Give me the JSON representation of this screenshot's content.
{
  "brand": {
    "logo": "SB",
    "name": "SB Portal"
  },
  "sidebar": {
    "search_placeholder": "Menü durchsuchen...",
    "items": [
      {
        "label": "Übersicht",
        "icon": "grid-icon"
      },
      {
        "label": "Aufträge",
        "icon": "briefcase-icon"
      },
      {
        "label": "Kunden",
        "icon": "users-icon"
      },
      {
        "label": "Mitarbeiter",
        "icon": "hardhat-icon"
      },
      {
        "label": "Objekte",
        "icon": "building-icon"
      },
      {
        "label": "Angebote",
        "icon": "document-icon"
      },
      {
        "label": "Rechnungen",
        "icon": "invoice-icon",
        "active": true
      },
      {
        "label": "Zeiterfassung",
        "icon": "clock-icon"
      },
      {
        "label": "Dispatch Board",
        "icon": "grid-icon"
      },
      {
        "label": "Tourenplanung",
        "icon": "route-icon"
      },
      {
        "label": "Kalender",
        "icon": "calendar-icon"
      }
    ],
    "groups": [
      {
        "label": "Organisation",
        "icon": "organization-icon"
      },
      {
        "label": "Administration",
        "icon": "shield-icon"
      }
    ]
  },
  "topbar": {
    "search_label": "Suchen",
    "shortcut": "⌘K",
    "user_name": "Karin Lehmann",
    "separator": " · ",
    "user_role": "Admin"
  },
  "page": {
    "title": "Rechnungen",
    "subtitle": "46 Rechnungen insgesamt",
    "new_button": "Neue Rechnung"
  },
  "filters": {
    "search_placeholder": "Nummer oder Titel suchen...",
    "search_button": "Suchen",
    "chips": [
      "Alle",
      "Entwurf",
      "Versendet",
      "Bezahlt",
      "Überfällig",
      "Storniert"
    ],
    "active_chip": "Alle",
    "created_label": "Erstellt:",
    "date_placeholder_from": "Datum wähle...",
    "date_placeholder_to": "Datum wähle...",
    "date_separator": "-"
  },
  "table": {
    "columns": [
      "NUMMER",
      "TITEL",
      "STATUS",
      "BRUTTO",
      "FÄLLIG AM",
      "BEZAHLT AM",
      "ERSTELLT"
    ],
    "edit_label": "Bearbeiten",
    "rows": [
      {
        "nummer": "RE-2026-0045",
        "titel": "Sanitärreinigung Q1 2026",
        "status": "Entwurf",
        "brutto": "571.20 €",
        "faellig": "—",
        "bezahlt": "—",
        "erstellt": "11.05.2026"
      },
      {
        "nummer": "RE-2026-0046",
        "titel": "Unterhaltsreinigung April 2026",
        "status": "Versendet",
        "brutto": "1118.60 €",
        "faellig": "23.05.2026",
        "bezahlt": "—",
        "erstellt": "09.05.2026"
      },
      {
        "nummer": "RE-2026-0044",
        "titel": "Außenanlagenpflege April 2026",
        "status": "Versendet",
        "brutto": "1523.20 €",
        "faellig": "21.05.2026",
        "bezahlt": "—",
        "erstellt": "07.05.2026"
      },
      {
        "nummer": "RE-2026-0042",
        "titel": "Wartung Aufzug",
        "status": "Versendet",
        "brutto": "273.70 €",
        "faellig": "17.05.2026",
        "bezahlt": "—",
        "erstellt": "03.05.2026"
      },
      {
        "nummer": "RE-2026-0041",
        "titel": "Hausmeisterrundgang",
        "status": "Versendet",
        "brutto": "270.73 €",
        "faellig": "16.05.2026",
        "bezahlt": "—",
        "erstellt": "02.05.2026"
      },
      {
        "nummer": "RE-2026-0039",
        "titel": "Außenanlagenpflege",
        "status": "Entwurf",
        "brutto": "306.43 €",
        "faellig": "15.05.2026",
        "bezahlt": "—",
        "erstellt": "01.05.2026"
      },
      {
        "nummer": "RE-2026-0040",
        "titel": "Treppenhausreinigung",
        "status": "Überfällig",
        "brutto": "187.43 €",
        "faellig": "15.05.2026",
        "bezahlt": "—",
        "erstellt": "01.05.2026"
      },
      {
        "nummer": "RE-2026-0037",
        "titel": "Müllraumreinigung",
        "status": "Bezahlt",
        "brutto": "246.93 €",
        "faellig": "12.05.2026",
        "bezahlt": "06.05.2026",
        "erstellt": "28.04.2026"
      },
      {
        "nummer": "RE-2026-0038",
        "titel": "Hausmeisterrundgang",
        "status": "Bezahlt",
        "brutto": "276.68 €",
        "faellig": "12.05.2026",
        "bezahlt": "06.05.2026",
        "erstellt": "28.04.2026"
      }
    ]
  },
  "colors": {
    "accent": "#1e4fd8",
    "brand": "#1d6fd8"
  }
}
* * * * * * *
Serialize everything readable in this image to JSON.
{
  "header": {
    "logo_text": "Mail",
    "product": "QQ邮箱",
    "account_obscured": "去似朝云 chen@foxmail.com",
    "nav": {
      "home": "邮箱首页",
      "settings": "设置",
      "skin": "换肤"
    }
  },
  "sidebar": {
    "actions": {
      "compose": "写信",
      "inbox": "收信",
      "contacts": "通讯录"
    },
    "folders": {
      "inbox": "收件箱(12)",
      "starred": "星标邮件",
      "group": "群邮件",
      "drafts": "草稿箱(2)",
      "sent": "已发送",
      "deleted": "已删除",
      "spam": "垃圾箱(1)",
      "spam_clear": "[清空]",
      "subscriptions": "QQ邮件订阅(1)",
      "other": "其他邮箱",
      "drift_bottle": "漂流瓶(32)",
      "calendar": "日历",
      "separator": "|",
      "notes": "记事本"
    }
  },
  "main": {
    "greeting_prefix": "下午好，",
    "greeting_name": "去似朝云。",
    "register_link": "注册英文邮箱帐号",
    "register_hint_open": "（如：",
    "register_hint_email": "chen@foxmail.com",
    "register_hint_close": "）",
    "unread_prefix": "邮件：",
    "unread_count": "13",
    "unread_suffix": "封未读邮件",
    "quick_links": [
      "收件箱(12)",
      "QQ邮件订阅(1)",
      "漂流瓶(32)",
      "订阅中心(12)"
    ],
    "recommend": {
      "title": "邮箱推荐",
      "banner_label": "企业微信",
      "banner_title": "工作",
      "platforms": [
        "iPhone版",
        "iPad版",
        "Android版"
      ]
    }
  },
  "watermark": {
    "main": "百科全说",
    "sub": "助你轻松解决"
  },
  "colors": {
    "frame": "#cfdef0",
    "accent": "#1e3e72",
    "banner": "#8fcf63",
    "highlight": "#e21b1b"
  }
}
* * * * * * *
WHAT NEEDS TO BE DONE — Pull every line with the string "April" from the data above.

RESPONSE —
        "titel": "Unterhaltsreinigung April 2026",
        "titel": "Außenanlagenpflege April 2026",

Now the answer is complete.